With Saint Andrew’s day just around the corner, it seemed only fitting that we take a brief look into our patron saint and his relationship with Scotland.
Saint Andrew, who was also known as Andrew the Apostle, was born in Galilee. He and his brother Saint Peter were both simple fishermen before each becoming one of the 12 Apostles and travelled great distances spreading the holy word. Saint Andrew was ultimately crucified in Patras on 30 November 60AD, by order of the Roman governor Aegeas. His crucifixion was carried out on an X shaped cross because he felt that he was not worthy of being crucified on the same shaped cross as Jesus had been. Popular theories suggest that St. Andrew never actually visited Scotland while he was alive. Instead, his remains were brought to Fife after Saint Regulus (otherwise known as Saint Rule) had a vision that told him to hide Saint Andrew’s remains at the ends of the earth. In 35AD, the distant lands of Scotland would have sufficed that request.
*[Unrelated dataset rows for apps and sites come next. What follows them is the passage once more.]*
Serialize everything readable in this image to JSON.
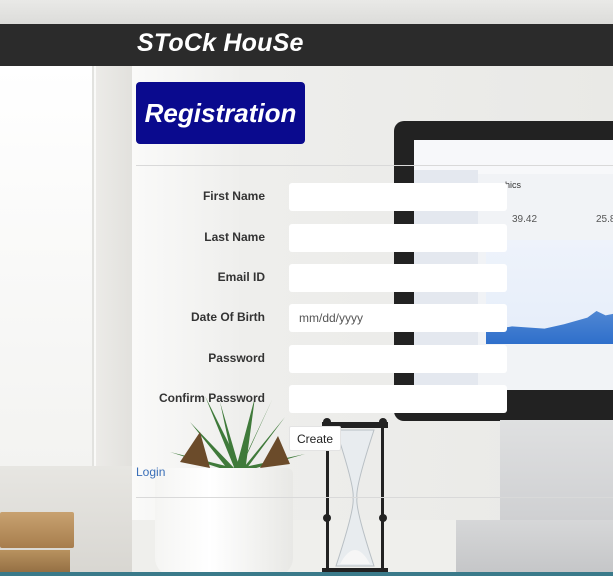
{
  "header": {
    "brand": "SToCk HouSe"
  },
  "page": {
    "title": "Registration"
  },
  "form": {
    "fields": [
      {
        "label": "First Name",
        "value": "",
        "placeholder": ""
      },
      {
        "label": "Last Name",
        "value": "",
        "placeholder": ""
      },
      {
        "label": "Email ID",
        "value": "",
        "placeholder": ""
      },
      {
        "label": "Date Of Birth",
        "value": "",
        "placeholder": "mm/dd/yyyy"
      },
      {
        "label": "Password",
        "value": "",
        "placeholder": ""
      },
      {
        "label": "Confirm Password",
        "value": "",
        "placeholder": ""
      }
    ],
    "submit_label": "Create"
  },
  "links": {
    "login": "Login"
  },
  "background": {
    "screen_title": "phics",
    "screen_value_1": "39.42",
    "screen_value_2": "25.8"
  },
  "colors": {
    "header_bg": "#2b2b2b",
    "badge_bg": "#0a0a8e",
    "link": "#3a6fb8"
  }
}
Fast forward to the 8th century on the morning of a battle between the Picts and Scots against King Athelstan’s Anglo-Saxons. King of the Picts, Oengus (Angus) II, was preparing to lead his severely outnumbered army into battle when he is said to have seen an X shape in the sky and took this as a sign from Saint Andrew. He prayed to Saint Andrew and promised that if his army won the battle, he would make Saint Andrew the patron saint of Scotland. He of course won the battle and in 1320, Saint Andrew was officially declared the patron saint of Scotland during the signing of The Declaration of Arbroath. The X shaped cross that Saint Andrew was crucified on and the X that Oengus (Angus) II saw in the sky on the morning before the battle led to the creation of Scotland's national flag. Saint Andrew is also the patron saint of Greece, Russia, Amalfi and Barbados but no country celebrates him quite like Scotland does.
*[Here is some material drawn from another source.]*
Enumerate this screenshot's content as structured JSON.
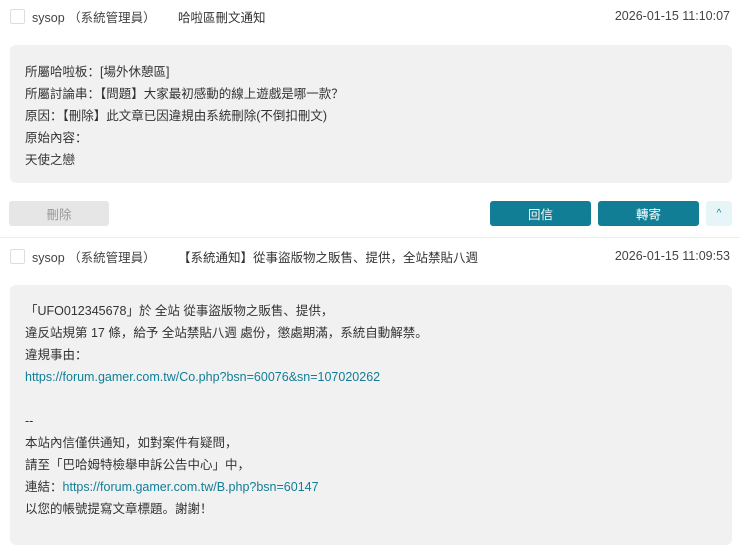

Each year on the 30th of November the people of Scotland and people with Scottish heritage all around the world celebrate Saint Andrew with dinners, music, recitations and ceilidhs. However you choose to celebrate Saint Andrew’s day this year, you’ll need to think about what to wear. Saint Andrew’s day is a good excuse for dusting off your old kilt outfit or even a great time to buy or hire something new.